Instructions for the task
Records appear below. Give all of them again, exactly.

· · · ·

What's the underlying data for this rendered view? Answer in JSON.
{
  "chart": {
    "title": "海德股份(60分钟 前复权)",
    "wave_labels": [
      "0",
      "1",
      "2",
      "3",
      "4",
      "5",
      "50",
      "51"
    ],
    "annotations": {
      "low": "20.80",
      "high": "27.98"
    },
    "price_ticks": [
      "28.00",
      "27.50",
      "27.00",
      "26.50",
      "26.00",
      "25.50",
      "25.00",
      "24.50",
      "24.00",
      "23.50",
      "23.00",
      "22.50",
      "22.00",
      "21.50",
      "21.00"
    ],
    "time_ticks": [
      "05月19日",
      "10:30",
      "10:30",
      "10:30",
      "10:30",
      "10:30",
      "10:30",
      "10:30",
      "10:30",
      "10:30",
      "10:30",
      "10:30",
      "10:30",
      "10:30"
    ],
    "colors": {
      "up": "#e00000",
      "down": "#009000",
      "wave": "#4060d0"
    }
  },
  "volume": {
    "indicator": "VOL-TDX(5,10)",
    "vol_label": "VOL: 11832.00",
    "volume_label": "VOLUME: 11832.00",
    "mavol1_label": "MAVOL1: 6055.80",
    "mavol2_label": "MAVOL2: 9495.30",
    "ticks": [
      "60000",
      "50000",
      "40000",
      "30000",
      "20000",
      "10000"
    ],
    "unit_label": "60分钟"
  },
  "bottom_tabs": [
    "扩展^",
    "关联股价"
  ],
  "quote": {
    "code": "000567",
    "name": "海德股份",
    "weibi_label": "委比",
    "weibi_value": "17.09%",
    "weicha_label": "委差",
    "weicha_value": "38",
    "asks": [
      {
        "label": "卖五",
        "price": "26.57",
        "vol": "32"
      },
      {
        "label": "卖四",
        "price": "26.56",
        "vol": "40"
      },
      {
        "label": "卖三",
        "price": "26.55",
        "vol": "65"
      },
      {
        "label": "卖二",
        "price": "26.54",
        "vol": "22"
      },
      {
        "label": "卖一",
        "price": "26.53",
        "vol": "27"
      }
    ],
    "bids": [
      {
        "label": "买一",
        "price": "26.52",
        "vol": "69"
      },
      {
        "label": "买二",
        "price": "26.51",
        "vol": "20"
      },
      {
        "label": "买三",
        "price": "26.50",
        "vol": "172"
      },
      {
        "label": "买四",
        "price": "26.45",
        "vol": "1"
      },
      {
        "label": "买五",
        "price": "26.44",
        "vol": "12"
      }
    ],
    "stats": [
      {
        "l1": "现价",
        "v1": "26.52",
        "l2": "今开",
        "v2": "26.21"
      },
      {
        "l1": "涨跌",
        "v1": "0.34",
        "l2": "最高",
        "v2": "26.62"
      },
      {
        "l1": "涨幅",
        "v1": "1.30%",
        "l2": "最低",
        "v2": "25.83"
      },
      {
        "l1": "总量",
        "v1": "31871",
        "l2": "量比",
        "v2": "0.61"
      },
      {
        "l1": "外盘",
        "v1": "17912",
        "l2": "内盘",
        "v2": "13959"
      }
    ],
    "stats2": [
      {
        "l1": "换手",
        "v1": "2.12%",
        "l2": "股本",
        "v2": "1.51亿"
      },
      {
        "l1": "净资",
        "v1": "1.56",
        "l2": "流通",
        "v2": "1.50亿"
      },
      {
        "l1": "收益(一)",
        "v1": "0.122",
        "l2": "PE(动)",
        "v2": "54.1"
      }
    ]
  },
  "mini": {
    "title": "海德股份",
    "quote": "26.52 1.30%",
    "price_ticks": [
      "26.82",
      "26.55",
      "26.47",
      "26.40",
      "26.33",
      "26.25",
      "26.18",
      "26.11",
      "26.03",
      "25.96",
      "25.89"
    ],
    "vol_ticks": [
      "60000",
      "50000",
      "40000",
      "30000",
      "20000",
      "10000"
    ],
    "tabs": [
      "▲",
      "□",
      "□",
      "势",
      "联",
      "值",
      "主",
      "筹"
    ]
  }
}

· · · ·

Answer for the task
What's the underlying data for this rendered view? Answer in JSON.
{
  "chart": {
    "title": "海德股份(60分钟 前复权)",
    "wave_labels": [
      "0",
      "1",
      "2",
      "3",
      "4",
      "5",
      "50",
      "51"
    ],
    "annotations": {
      "low": "20.80",
      "high": "27.98"
    },
    "price_ticks": [
      "28.00",
      "27.50",
      "27.00",
      "26.50",
      "26.00",
      "25.50",
      "25.00",
      "24.50",
      "24.00",
      "23.50",
      "23.00",
      "22.50",
      "22.00",
      "21.50",
      "21.00"
    ],
    "time_ticks": [
      "05月19日",
      "10:30",
      "10:30",
      "10:30",
      "10:30",
      "10:30",
      "10:30",
      "10:30",
      "10:30",
      "10:30",
      "10:30",
      "10:30",
      "10:30",
      "10:30"
    ],
    "colors": {
      "up": "#e00000",
      "down": "#009000",
      "wave": "#4060d0"
    }
  },
  "volume": {
    "indicator": "VOL-TDX(5,10)",
    "vol_label": "VOL: 11832.00",
    "volume_label": "VOLUME: 11832.00",
    "mavol1_label": "MAVOL1: 6055.80",
    "mavol2_label": "MAVOL2: 9495.30",
    "ticks": [
      "60000",
      "50000",
      "40000",
      "30000",
      "20000",
      "10000"
    ],
    "unit_label": "60分钟"
  },
  "bottom_tabs": [
    "扩展^",
    "关联股价"
  ],
  "quote": {
    "code": "000567",
    "name": "海德股份",
    "weibi_label": "委比",
    "weibi_value": "17.09%",
    "weicha_label": "委差",
    "weicha_value": "38",
    "asks": [
      {
        "label": "卖五",
        "price": "26.57",
        "vol": "32"
      },
      {
        "label": "卖四",
        "price": "26.56",
        "vol": "40"
      },
      {
        "label": "卖三",
        "price": "26.55",
        "vol": "65"
      },
      {
        "label": "卖二",
        "price": "26.54",
        "vol": "22"
      },
      {
        "label": "卖一",
        "price": "26.53",
        "vol": "27"
      }
    ],
    "bids": [
      {
        "label": "买一",
        "price": "26.52",
        "vol": "69"
      },
      {
        "label": "买二",
        "price": "26.51",
        "vol": "20"
      },
      {
        "label": "买三",
        "price": "26.50",
        "vol": "172"
      },
      {
        "label": "买四",
        "price": "26.45",
        "vol": "1"
      },
      {
        "label": "买五",
        "price": "26.44",
        "vol": "12"
      }
    ],
    "stats": [
      {
        "l1": "现价",
        "v1": "26.52",
        "l2": "今开",
        "v2": "26.21"
      },
      {
        "l1": "涨跌",
        "v1": "0.34",
        "l2": "最高",
        "v2": "26.62"
      },
      {
        "l1": "涨幅",
        "v1": "1.30%",
        "l2": "最低",
        "v2": "25.83"
      },
      {
        "l1": "总量",
        "v1": "31871",
        "l2": "量比",
        "v2": "0.61"
      },
      {
        "l1": "外盘",
        "v1": "17912",
        "l2": "内盘",
        "v2": "13959"
      }
    ],
    "stats2": [
      {
        "l1": "换手",
        "v1": "2.12%",
        "l2": "股本",
        "v2": "1.51亿"
      },
      {
        "l1": "净资",
        "v1": "1.56",
        "l2": "流通",
        "v2": "1.50亿"
      },
      {
        "l1": "收益(一)",
        "v1": "0.122",
        "l2": "PE(动)",
        "v2": "54.1"
      }
    ]
  },
  "mini": {
    "title": "海德股份",
    "quote": "26.52 1.30%",
    "price_ticks": [
      "26.82",
      "26.55",
      "26.47",
      "26.40",
      "26.33",
      "26.25",
      "26.18",
      "26.11",
      "26.03",
      "25.96",
      "25.89"
    ],
    "vol_ticks": [
      "60000",
      "50000",
      "40000",
      "30000",
      "20000",
      "10000"
    ],
    "tabs": [
      "▲",
      "□",
      "□",
      "势",
      "联",
      "值",
      "主",
      "筹"
    ]
  }
}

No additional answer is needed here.